### WORK INSTRUCTIONS
Lines in which "label" appears should be pulled from the data below.
::: GIVEN DATA
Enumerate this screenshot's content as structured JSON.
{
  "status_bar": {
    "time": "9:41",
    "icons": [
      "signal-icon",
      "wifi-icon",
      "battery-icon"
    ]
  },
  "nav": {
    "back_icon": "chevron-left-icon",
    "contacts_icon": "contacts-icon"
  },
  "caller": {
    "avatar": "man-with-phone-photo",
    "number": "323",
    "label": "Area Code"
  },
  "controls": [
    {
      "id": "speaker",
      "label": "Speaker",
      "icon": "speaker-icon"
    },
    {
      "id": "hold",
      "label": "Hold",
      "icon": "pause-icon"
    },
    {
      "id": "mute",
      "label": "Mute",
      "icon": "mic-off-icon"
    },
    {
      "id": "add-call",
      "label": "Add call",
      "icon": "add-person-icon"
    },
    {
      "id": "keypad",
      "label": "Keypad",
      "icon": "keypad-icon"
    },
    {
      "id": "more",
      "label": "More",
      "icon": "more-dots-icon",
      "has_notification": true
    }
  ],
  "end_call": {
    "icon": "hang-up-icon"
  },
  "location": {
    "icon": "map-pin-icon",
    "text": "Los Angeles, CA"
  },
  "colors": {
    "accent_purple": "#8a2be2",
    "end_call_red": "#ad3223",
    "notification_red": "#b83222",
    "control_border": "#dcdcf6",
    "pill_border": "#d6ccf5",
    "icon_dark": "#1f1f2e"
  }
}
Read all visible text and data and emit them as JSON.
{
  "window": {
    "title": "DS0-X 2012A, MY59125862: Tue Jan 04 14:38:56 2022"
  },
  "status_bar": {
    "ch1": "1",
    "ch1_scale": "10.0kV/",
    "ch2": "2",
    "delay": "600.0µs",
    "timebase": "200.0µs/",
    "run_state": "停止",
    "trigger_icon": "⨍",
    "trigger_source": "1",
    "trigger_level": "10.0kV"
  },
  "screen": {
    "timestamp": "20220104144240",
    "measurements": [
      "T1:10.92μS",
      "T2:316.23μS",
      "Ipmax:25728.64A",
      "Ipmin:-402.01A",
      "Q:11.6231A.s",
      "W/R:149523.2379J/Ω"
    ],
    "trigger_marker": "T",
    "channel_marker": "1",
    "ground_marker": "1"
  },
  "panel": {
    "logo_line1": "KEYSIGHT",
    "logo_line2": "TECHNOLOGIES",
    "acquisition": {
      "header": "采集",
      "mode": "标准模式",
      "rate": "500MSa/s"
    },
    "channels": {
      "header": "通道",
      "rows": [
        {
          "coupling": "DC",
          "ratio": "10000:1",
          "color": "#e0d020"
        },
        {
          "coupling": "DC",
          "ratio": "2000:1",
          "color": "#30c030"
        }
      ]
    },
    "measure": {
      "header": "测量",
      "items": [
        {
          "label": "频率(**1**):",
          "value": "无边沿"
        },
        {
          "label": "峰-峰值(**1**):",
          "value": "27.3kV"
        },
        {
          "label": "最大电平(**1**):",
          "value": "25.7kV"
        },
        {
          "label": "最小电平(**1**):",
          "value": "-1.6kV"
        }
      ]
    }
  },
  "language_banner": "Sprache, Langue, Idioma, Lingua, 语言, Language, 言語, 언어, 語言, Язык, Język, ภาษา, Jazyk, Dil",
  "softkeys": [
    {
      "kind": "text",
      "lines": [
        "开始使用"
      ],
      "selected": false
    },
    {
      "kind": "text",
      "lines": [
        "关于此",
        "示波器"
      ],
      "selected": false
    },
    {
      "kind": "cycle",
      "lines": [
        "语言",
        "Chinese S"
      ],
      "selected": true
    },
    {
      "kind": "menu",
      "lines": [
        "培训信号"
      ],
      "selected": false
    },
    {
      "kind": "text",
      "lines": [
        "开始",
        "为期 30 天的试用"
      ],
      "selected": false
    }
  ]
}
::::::
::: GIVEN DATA
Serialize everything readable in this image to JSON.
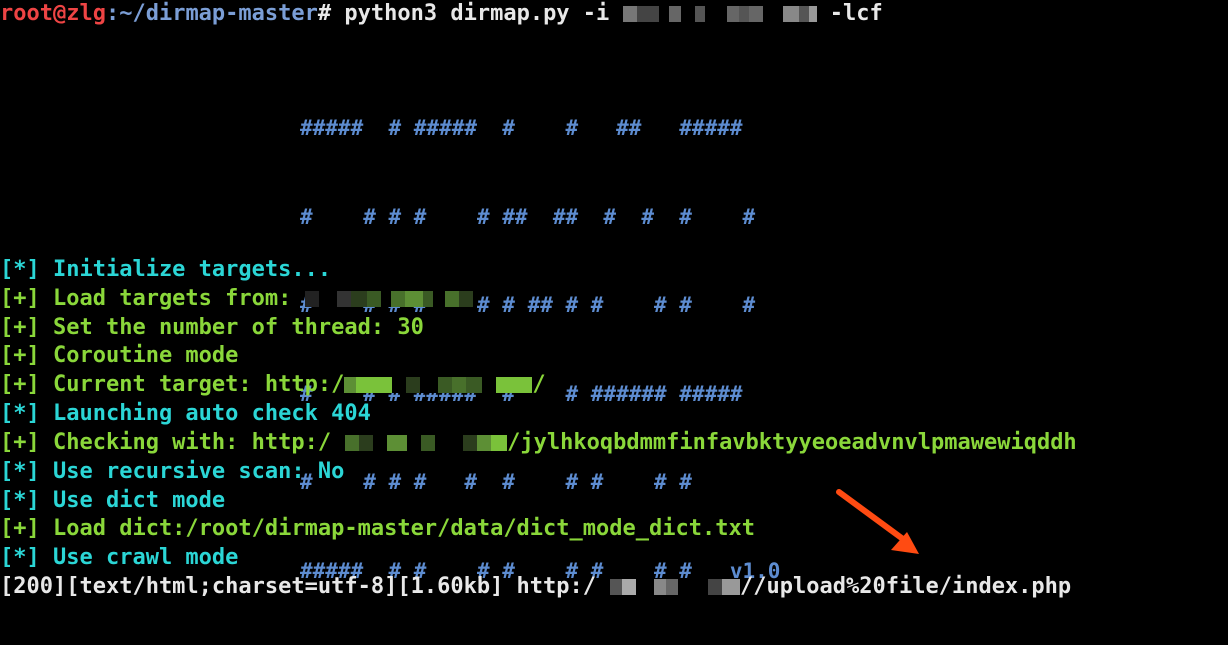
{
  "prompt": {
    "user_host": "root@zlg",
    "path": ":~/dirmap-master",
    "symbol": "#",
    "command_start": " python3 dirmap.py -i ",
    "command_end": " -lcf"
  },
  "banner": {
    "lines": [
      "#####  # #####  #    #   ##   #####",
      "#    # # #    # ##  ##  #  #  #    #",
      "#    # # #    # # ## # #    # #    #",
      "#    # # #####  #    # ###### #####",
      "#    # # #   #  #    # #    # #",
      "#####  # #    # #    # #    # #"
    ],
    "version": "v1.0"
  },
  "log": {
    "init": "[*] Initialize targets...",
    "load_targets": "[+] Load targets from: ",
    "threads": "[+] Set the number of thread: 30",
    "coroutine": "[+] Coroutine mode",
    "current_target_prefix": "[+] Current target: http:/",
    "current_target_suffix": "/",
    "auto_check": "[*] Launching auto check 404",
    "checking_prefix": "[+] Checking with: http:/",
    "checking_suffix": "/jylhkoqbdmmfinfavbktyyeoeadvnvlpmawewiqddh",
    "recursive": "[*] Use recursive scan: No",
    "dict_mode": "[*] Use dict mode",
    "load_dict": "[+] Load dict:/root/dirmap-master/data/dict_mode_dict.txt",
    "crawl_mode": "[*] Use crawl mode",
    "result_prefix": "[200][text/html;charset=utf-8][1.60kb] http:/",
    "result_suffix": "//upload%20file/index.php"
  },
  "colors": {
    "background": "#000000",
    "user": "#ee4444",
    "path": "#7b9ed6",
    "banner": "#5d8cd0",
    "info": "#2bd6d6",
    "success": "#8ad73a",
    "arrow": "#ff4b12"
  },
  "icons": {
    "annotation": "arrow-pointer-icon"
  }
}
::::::
### RESULT BELOW
    "label": "Area Code"
      "label": "Speaker",
      "label": "Hold",
      "label": "Mute",
      "label": "Add call",
      "label": "Keypad",
      "label": "More",
          "label": "频率(**1**):",
          "label": "峰-峰值(**1**):",
          "label": "最大电平(**1**):",
          "label": "最小电平(**1**):",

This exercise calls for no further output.